from the bottom.” Then people get interested in
that and they ask what I mean by that. It is very simple.
I am one of 30,000 people and I have an idea of where
this corporation should be. But if you ask me to map the
whole picture, I don’t have it. I have some good
elements. One of the roles leaders have is to go down and
to talk and to hear all of those elements. The
coalescence of those elements into a coherent picture
that makes sense, a vision that will work, is the job of
In the military, there are men watching. They say,
“No, go over there.” How did Patton know
that? He had a capacity to see the coherent large
picture. You are not born with that capacity. It is not
instinctual. It is intuitive, and intuition is trained by
many, many experiences. That’s what we pay our
leaders for. I truly believe that one of the things
we’re going to learn at the end of the 20th century
and into the 21st is just how important leadership is. We
have some people in leadership positions who do not act
like leaders. They are greedy. And that is not
leadership. If Patton had said, “By the way, you
guys go out there, you won’t ever see me
close,” nobody would have followed him. In many
cases, Patton walked in front of the tanks to get them
into the lead location before walking back to his high
post. Everybody knew he was putting his life on the line.
I think we have some people who should be leading who
are, in fact, grabbing all the wealth they can grab. That
contradicts fundamentally what leadership is
NFC: “Future Edge” is
dedicated to your parents who were never bothered by you
being a little weird. How were you a little weird?
Barker: I was a heavy-duty reader. I was inventing
things. And I wanted to be an astronaut at age five in
1949. That’s a little weird.
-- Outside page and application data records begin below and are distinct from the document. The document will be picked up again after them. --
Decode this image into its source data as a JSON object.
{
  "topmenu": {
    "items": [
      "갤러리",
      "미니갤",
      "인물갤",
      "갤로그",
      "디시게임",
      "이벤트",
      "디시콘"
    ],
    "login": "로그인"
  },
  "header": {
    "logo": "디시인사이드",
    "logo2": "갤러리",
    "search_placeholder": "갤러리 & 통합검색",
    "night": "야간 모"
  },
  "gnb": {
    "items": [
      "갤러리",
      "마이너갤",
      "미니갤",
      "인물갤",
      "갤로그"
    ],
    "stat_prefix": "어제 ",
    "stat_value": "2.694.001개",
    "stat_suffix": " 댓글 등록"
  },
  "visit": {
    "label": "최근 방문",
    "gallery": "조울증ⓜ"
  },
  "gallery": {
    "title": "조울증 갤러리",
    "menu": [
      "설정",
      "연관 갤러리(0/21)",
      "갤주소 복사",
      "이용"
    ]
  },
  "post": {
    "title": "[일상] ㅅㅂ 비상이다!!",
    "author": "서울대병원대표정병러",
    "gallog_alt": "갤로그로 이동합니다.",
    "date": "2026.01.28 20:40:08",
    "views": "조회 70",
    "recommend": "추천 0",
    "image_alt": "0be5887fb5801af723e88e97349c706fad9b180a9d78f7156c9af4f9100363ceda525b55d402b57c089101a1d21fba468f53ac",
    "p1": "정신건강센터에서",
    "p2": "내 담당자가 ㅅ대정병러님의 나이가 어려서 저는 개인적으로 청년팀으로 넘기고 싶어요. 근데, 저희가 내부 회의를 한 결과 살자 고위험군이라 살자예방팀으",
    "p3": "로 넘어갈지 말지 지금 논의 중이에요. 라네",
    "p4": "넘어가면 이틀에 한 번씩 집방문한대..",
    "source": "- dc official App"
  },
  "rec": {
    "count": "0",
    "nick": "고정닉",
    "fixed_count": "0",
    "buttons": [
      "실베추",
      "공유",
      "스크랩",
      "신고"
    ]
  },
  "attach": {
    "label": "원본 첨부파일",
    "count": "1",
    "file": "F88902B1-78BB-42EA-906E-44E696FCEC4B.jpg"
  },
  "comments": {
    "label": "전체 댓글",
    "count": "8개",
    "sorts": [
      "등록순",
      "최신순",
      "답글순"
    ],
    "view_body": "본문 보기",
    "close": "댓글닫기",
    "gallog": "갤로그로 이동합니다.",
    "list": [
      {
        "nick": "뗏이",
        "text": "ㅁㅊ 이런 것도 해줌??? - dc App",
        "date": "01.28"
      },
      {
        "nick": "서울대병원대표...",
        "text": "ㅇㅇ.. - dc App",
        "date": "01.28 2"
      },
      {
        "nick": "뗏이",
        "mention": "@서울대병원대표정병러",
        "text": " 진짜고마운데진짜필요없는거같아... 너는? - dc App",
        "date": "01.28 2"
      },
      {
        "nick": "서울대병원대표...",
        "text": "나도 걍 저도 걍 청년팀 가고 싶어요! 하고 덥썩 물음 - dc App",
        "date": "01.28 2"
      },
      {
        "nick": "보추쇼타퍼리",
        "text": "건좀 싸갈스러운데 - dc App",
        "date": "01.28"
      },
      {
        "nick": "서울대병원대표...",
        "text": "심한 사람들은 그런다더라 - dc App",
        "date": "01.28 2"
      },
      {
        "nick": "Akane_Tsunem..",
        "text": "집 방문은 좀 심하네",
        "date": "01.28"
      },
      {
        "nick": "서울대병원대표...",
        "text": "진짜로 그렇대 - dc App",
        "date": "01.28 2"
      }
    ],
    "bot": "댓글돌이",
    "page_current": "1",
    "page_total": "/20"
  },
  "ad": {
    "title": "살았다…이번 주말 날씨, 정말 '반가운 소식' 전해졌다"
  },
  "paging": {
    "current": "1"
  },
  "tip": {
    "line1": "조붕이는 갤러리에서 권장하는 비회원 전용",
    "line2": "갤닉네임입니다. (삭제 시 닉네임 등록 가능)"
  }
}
Mrs. Bennett, my
fourth grade teacher luckily took me aside and chastised
me and said, “Joel, man will never leave the
surface of the planet, stop doing this.” And my
parents didn’t say, “Listen to Mrs.
Bennett.” They said, “If you want to be an
astronaut, you be an astronaut.” I got perfect
grades until I found out I couldn’t be an astronaut
when I was 12 years old. Took my first airplane ride and
threw up. I found out I had a hypersensitive inner ear
and was told I would not be able to fly. So I lost my
image of the future. My own vision of the future
disappeared at 12. But the habits die-hard and thank god
for the habits because when I found out that I could be a
futurist I was all ready to be a futurist. So that was my
weirdness, I was doing things that other little kids
weren’t doing. And I was real serious about wanting
to be an astronaut when most kids in Rochester, Minn were
talking about being doctors.
NFC: What are you reading now?
Barker: “Bionomics” by Michael Rothchild. It
is about the ecology of economics. What he basically does
is look at an ecosystem and asks what can an ecosystem
teach us about economics. He comes up with some wonderful
insights. “The Future and its Enemies,” by
Virginia Postrel. I disagree with some of her stuff but
she has taken a very lucid position on what she calls the
“statist,” those people who want to control
the future down to its intimate details, and then the
“dynamists,” who just believe if you just
leave things alone the future will unfold its own way. I
sit halfway between those two positions. I believe that
when you envision the future you actually do influence
the future to go one way or another, but then you also
have to allow for the surprises.